National Herald case: HC sets aside trial court order summoning Cong documents
Trial court’s order was passed “in a casual manner without due application of mind” and without giving opportunity to the opposite party to put up their arguments.india Updated: Jul 12, 2016 16:49 IST
The Delhi High Court on Tuesday set aside an order of a Delhi court summoning the 2010-11 balance sheet of the Congress party in the National Herald case.
Justice PS Teji said the trial court’s order was passed “in a casual manner without due application of mind” and without giving opportunity to the opposite party to put up their arguments.
Congress President Sonia Gandhi, her son and party vice president Rahul Gandhi, party leaders Motilal Vora, Oscar Fernandes, Suman Dubey, Sam Pitroda and a company called Young Indian Pvt Ltd (YI) are accused in the case, which involves alleged financial irregularities in National Herald, a newspaper founded by former prime minister Jawahar Lal Nehru in 1938.
BJP leader Subramanian Swamy has alleged “cheating” in the acquisition of the Associated Journal Limited (AJL), the publisher of National Herald, by Young Indian Limited (YIL) — a firm in which Sonia and Rahul Gandhi each own a 38% stake.
Swamy had accused the Congress of loaning this money to AJL and then assigning the debt to YIL for Rs 50 lakh - a transaction that the BJP leader said amounted to cheating and a breach of trust.
All the accused have denied the allegations levelled by Swamy saying that the party’s Rs 90 crore loan to AJL was assigned to Young Indian to revive the publication.
“Non-issuance of notice to the opposite side and impugned orders being non-speaking (order where reasons for the findings are not given) and without due application of mind as per the law laid down by Apex Court, culminates into the impugned orders as ineffective, redundant and not sustainable in the eye of law and liable to be set aside,” Justice Teji said.
Shortly after the HC verdict, Swamy tweeted, “Delhi HC judgment is not on law but on procedure. I will return to Patiala House (court which summoned Congress balance sheet) for documents again and let court follow the HC procedure”.
The High Court said Swamy could move the trial court again with a similar plea. It further said that the trial court was empowered to pass order “keeping in view the necessity and desirability of document in situations…and by granting an opportunity of hearing to the other party”.

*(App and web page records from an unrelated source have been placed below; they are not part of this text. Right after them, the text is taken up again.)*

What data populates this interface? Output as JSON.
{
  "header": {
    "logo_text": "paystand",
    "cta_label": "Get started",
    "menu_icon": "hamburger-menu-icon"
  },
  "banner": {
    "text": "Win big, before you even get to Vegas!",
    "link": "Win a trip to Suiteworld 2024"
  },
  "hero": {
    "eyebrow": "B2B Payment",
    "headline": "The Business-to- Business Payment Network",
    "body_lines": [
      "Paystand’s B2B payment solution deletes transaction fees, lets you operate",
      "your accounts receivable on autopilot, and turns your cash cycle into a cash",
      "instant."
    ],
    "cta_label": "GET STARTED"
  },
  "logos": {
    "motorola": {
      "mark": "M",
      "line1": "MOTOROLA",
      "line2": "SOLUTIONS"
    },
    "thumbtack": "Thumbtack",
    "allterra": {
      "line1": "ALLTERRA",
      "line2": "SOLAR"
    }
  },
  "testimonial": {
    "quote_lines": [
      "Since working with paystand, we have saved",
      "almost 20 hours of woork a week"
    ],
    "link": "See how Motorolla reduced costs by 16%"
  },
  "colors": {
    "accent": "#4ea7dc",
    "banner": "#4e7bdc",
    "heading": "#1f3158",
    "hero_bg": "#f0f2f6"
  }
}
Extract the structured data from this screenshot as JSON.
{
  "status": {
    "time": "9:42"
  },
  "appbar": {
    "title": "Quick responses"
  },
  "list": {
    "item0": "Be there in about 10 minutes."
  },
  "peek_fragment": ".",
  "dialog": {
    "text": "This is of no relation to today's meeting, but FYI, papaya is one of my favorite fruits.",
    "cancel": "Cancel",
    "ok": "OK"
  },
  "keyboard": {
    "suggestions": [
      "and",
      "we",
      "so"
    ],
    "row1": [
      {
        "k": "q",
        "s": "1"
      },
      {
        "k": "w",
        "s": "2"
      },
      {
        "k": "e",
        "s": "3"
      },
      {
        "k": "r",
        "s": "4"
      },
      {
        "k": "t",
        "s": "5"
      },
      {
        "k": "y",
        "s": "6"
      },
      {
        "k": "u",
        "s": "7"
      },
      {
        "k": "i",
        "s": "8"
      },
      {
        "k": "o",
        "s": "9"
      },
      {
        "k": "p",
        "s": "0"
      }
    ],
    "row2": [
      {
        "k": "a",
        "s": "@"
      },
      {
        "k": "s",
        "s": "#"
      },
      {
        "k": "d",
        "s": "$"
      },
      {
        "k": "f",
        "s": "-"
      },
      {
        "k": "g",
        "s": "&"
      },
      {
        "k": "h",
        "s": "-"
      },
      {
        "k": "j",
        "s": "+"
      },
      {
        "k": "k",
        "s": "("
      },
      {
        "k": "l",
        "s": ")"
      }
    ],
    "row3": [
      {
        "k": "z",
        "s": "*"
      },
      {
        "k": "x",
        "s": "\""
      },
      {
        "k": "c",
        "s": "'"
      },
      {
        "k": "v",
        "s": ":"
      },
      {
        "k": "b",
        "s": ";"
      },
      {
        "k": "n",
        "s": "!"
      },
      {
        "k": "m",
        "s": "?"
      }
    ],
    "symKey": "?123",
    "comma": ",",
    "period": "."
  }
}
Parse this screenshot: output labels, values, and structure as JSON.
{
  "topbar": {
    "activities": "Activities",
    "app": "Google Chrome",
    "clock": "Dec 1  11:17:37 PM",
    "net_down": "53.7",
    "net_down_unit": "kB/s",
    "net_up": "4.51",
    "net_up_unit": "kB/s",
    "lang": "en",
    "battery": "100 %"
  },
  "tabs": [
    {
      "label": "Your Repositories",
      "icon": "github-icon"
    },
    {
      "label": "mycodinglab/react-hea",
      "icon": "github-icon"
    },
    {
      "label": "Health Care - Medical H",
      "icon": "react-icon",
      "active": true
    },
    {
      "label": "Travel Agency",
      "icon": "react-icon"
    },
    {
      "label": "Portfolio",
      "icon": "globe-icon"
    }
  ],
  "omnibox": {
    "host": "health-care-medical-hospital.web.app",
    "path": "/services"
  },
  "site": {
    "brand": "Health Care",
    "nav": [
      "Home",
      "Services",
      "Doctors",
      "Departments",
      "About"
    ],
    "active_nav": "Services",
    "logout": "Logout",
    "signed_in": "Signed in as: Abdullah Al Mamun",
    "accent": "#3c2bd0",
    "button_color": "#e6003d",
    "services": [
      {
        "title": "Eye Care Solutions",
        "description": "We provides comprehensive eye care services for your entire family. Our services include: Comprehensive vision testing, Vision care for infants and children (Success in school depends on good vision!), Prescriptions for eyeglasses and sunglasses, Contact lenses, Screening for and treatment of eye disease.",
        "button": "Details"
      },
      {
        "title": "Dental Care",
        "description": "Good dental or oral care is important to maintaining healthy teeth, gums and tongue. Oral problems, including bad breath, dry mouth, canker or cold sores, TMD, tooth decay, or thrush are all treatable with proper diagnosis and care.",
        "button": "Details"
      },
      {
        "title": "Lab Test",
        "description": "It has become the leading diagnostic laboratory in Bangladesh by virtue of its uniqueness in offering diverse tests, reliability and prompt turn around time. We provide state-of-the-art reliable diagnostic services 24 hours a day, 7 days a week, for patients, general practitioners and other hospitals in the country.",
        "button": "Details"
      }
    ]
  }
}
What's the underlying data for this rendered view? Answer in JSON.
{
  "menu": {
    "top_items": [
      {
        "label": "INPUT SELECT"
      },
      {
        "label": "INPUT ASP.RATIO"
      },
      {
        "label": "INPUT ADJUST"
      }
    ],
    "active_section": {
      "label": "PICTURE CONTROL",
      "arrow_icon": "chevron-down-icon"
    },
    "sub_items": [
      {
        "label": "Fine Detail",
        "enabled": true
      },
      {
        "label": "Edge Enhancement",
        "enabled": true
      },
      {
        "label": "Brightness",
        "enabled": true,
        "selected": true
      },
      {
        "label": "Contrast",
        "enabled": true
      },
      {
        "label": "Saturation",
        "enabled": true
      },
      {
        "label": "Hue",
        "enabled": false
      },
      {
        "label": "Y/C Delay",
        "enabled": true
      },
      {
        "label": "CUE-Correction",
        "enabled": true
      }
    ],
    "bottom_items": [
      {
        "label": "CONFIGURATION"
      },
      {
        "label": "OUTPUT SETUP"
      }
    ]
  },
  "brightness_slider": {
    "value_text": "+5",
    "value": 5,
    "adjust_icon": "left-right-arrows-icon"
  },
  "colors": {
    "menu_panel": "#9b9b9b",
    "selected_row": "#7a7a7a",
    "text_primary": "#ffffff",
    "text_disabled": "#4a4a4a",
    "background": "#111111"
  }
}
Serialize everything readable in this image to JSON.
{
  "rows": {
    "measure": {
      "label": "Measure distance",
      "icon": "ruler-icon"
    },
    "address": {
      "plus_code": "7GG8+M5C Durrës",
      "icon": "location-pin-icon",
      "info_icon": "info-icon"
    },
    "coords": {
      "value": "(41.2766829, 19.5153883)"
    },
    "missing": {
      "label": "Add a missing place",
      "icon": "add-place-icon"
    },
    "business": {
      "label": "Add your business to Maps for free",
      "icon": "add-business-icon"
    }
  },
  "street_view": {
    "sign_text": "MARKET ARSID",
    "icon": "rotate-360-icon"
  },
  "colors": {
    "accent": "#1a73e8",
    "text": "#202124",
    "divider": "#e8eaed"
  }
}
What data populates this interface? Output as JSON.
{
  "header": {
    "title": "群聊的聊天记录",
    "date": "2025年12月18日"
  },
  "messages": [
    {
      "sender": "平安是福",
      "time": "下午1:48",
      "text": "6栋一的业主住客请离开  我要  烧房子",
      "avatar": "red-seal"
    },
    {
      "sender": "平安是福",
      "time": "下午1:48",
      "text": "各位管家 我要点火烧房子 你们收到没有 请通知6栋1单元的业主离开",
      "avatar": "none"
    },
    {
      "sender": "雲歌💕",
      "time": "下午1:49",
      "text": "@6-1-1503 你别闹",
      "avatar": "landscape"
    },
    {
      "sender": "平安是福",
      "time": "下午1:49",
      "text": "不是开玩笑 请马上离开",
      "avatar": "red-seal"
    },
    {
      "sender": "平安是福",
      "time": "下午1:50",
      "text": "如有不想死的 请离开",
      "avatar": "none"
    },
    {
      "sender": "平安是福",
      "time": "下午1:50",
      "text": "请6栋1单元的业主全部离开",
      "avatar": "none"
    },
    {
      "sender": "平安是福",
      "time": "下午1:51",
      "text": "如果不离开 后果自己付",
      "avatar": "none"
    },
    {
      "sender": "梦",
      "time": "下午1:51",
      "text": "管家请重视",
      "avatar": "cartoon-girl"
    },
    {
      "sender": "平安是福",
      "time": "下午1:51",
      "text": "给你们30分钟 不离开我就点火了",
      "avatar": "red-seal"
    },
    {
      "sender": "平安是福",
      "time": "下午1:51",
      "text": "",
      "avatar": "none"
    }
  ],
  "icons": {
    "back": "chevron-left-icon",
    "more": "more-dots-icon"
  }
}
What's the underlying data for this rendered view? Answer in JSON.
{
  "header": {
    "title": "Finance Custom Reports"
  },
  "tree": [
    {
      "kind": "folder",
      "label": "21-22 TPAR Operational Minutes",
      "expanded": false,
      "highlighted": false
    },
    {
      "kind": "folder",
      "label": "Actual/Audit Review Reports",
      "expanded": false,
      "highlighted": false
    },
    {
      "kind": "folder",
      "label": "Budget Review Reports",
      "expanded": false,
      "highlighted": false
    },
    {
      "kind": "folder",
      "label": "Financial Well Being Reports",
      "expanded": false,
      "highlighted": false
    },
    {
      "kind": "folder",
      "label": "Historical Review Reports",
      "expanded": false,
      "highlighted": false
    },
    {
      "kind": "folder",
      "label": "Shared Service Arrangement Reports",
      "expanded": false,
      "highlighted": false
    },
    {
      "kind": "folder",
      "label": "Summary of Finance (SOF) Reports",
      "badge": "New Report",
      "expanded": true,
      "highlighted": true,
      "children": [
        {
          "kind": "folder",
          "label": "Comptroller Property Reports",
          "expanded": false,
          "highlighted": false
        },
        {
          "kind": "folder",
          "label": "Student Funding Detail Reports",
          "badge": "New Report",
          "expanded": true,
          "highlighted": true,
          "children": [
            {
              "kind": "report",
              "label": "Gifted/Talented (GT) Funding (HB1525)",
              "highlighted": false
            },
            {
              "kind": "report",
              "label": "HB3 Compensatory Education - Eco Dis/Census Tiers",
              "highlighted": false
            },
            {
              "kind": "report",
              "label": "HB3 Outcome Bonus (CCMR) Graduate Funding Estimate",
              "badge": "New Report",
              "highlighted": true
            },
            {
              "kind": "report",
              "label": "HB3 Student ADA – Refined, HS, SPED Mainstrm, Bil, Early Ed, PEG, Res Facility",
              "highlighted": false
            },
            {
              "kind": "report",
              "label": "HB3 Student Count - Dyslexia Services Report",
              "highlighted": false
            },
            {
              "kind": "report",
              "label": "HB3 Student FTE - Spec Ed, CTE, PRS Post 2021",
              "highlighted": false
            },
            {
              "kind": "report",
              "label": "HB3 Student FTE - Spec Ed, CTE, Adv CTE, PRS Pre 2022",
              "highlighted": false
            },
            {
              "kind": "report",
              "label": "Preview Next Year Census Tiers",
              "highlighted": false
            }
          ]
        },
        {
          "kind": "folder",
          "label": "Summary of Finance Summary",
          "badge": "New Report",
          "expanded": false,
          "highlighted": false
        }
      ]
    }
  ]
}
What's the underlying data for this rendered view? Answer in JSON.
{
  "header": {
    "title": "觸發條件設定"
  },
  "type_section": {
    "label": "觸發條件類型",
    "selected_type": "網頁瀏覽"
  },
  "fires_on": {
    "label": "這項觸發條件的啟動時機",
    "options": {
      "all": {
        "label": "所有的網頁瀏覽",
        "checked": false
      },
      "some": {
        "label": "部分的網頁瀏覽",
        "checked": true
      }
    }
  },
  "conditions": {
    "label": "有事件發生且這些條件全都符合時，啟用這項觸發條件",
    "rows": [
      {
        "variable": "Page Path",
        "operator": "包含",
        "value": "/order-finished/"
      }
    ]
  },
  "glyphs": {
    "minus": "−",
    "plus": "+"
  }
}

Earlier, the trial court had allowed Swamy’s application for summoning of balance sheet of 2010-2011 of AJL while observing that the documents of INC and AJL could not be referred to as “personal documents” of the accused.
Vora, Fernandes, Dubey, Pitroda and YI had challenged the trial court’s order before the HC contending that they were neither heard nor summoned before passing any order.
However, Swamy had claimed that “they have no locus in the issue”.